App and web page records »
-- Opening Marker --

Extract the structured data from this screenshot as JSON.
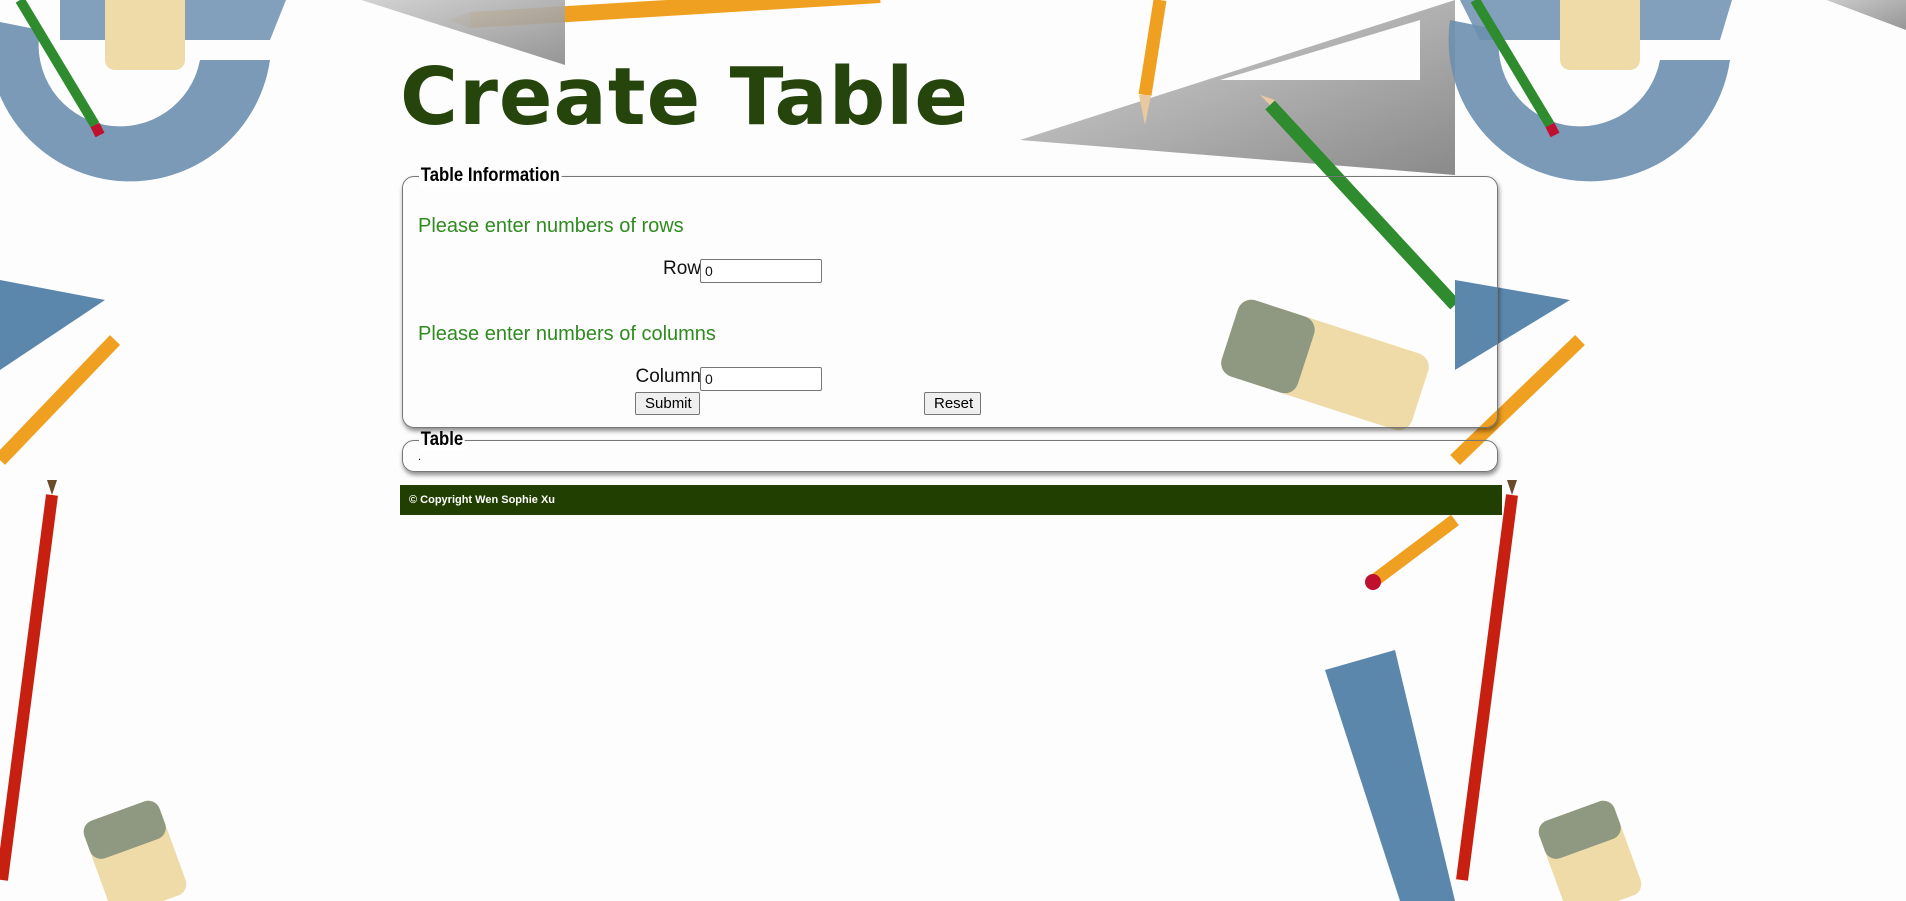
{
  "header": {
    "title": "Create Table"
  },
  "form": {
    "legend": "Table Information",
    "rows_prompt": "Please enter numbers of rows",
    "row_label": "Row",
    "row_value": "0",
    "columns_prompt": "Please enter numbers of columns",
    "column_label": "Column",
    "column_value": "0",
    "submit_label": "Submit",
    "reset_label": "Reset"
  },
  "table_section": {
    "legend": "Table",
    "content": "."
  },
  "footer": {
    "copyright": "© Copyright Wen Sophie Xu"
  },
  "colors": {
    "title": "#26450d",
    "prompt": "#2f8a1f",
    "footer_bg": "#223f02"
  },
  "background": {
    "theme": "drawing tools — pencils, protractors, rulers, set squares, erasers",
    "icons": [
      "protractor-icon",
      "pencil-icon",
      "ruler-icon",
      "set-square-icon",
      "eraser-icon"
    ]
  }
}
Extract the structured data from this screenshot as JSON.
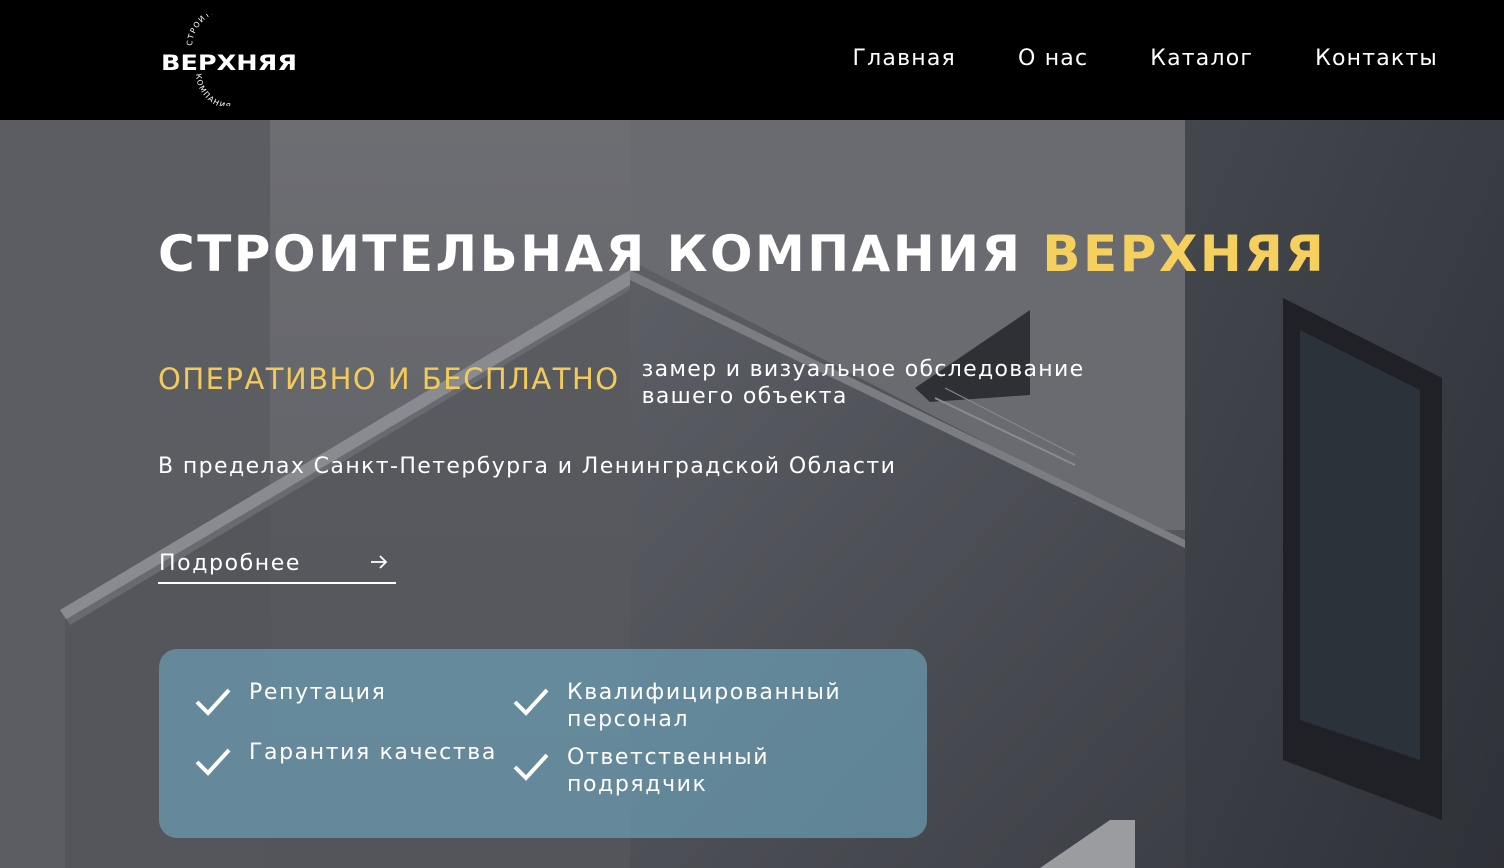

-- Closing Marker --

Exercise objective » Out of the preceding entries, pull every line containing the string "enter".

Exercise solution »
    "rows_prompt": "Please enter numbers of rows",
    "columns_prompt": "Please enter numbers of columns",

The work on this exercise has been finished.